School starts with a fever for my son with infantile-onset Pompe disease

A columnist's 5-year-old faces a health setback just a week into preschool

Keara Engle avatar

by Keara Engle |

Share this article:

Share article via email
main graphic for the column

My 5-year-old son, Cayden, was really looking forward to starting preschool at the end of February. But after only a week of school, he became sick.

While this didn’t really come as a surprise, it was a bit disappointing. I know that colds and the flu can spread like wildfire when a bunch of children are gathered in a small setting, so it was bound to happen. But I didn’t expect it to happen so quickly.

Over the weekend after his first week of school, Cayden, who has infantile-onset Pompe disease, developed a fever and a mild cough. I had to take him to the hospital because of the fever. Cayden has a port that was surgically implanted in his chest, which he uses to get his biweekly enzyme replacement infusions, a common treatment strategy for Pompe disease. Anytime someone with a port gets a fever, they are advised to go to the hospital so that blood cultures can be done on the port to make sure there isn’t an active infection.

At the hospital, Cayden was also tested for different viruses with a nasal swab. Because of his cough and a mild spot of pneumonia on his chest X-ray, doctors wanted to see if a virus was causing his symptoms — and sure enough, it was. Cayden was positive for a parainfluenza virus. He was admitted to the hospital for two nights because we had difficulty controlling his fever, even with medication.

Recommended Reading
The human brain is surrounded by blood vessels in this close-up illustration.

Change in Brain Structure Found on MRI Scans in 1 Pompe Type

Then it hit me

The next day, I woke up feeling like I was knocking on death’s door. I had a fever and body aches, and the lymph nodes in my neck were swollen, causing an immense amount of pain. I wasn’t allowed in the hospital to visit Cayden because of my fever. Thankfully, my grandparents stayed with him, and my grandma even spent the night with him. Family is so important in times like this, and I’m so glad I am able to depend on mine.

I was so relieved to be able to bring Cayden home the next day. I wasn’t feeling 100% better, but I was glad to have him home. It’s a terrible feeling to have your child in the hospital when you’re unable to be there by their side. Cayden kept video calling me saying, “I want my mama,” which broke my heart. I hope we never run into this situation again, because I was just as upset as he was.

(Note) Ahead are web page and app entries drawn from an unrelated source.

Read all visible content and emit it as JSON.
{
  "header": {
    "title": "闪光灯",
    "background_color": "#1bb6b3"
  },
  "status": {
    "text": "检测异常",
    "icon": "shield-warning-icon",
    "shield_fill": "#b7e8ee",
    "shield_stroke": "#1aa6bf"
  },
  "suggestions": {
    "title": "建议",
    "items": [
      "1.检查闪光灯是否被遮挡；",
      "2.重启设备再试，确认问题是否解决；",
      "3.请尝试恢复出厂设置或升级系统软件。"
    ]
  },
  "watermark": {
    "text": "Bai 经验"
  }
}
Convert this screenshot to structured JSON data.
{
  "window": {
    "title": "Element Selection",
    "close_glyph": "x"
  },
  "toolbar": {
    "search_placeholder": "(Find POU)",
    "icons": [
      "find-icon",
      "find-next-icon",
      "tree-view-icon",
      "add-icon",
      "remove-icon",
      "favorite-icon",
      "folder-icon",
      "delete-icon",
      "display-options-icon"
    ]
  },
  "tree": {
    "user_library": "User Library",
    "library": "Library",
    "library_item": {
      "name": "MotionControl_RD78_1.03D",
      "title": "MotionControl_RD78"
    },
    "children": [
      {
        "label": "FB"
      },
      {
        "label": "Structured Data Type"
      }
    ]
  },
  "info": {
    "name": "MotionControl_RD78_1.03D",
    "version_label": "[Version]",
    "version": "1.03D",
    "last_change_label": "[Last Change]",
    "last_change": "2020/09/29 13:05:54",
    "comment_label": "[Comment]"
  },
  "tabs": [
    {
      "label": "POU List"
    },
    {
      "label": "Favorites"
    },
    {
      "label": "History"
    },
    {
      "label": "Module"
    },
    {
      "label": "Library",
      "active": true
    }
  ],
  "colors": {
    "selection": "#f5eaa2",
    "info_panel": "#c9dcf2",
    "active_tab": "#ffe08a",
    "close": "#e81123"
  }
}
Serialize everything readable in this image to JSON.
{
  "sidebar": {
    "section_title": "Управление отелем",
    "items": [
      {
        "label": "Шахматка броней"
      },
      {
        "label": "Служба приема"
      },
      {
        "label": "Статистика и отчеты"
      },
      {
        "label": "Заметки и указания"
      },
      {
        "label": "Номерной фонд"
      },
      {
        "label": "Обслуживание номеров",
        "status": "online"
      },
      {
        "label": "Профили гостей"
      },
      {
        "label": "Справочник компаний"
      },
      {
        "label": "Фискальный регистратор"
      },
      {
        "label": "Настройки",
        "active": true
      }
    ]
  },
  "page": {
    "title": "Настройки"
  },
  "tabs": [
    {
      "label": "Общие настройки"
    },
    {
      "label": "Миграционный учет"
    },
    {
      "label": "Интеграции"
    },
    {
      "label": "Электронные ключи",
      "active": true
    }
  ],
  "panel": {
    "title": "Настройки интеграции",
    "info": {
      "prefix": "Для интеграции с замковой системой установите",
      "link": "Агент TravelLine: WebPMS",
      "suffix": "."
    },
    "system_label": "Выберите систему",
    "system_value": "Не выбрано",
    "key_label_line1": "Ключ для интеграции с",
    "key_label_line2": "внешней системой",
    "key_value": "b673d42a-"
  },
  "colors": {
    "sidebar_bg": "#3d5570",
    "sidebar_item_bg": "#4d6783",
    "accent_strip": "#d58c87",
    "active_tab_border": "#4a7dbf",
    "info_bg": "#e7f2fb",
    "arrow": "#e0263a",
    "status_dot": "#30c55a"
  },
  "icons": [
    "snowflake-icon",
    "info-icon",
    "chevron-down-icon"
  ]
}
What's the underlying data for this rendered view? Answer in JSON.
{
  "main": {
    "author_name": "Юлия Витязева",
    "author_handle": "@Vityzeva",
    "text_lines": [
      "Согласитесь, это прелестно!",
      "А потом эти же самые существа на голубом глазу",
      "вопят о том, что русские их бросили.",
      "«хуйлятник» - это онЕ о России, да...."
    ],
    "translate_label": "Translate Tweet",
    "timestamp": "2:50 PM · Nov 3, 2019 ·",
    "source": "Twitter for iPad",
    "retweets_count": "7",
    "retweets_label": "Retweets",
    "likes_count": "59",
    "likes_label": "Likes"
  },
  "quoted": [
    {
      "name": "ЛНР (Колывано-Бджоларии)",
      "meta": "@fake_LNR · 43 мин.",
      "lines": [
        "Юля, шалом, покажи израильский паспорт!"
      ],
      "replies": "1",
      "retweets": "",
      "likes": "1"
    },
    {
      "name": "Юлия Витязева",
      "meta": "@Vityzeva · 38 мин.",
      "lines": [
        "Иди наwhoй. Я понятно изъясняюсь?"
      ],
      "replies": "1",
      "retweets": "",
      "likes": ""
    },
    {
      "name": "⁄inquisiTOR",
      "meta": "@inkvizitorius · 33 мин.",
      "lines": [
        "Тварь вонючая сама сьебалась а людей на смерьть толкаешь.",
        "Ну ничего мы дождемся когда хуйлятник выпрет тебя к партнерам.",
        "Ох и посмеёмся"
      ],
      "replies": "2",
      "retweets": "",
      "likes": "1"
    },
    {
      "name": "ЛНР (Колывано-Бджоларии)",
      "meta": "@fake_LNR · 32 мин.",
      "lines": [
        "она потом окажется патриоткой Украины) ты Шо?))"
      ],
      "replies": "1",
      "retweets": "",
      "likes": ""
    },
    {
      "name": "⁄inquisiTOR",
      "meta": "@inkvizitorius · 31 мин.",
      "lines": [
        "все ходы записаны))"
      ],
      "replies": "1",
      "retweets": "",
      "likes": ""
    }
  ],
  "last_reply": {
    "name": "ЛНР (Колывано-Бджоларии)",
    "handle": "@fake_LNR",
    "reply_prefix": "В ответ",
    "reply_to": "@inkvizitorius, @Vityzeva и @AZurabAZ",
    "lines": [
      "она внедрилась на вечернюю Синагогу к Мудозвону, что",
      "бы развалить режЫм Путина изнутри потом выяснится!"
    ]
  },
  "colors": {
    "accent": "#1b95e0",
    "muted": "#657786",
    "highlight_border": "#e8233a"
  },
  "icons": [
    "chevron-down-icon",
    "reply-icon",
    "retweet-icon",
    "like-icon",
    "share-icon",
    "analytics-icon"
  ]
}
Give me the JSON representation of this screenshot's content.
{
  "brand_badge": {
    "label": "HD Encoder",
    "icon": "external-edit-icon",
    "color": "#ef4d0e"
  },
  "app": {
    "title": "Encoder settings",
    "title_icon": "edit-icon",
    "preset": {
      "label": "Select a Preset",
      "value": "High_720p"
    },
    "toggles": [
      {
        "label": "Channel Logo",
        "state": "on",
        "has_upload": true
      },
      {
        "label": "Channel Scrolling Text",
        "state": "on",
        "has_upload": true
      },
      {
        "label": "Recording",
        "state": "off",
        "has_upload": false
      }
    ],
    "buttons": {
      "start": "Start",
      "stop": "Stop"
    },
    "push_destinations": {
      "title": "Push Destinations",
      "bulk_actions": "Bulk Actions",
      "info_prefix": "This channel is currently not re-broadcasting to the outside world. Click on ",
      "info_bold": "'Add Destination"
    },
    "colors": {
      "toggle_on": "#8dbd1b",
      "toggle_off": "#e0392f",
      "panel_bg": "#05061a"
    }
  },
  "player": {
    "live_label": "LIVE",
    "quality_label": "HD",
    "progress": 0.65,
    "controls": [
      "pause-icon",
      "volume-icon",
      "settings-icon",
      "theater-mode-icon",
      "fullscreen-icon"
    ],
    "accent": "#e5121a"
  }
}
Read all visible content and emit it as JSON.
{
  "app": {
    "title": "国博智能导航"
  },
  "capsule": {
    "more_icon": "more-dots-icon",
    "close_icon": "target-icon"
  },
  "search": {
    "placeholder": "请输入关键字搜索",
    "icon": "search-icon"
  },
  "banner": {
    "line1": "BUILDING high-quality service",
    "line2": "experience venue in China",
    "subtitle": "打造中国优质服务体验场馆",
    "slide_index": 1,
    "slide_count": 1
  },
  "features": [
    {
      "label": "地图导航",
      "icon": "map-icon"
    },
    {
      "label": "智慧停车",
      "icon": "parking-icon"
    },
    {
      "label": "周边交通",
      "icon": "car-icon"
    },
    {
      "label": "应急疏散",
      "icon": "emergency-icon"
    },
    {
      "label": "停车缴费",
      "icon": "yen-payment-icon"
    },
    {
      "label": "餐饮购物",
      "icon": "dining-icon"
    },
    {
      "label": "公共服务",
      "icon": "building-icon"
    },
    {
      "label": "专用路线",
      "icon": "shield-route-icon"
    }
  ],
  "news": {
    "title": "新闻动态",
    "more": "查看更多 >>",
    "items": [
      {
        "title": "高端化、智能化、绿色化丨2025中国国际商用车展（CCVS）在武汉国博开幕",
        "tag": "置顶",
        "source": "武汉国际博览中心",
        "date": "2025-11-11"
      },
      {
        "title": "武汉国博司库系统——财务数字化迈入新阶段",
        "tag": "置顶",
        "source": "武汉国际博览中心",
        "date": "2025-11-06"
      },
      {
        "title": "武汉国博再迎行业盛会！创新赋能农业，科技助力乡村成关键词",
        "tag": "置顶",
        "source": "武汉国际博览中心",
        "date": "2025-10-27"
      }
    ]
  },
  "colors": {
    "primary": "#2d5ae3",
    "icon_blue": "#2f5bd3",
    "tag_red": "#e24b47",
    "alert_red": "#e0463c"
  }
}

Cayden is now on the mend and has returned to school. I hope that it’ll be a while before he gets sick again, although I’m not sure if that’ll be the case. I was wary about sending him to preschool for this reason. However, I know he needs the education and social interaction before he starts kindergarten in the fall. There are pros and cons to everything, and this situation is a perfect example.

Note: Pompe Disease News is strictly a news and information website about the disease. It does not provide medical advice, diagnosis, or treatment. This content is not intended to be a substitute for professional medical advice, diagnosis, or treatment. Always seek the advice of your physician or other qualified health provider with any questions you may have regarding a medical condition. Never disregard professional medical advice or delay in seeking it because of something you have read on this website. The opinions expressed in this column are not those of Pompe Disease News or its parent company, BioNews, and are intended to spark discussion about issues pertaining to Pompe disease.


Leave a comment

Fill in the required fields to post. Your email address will not be published.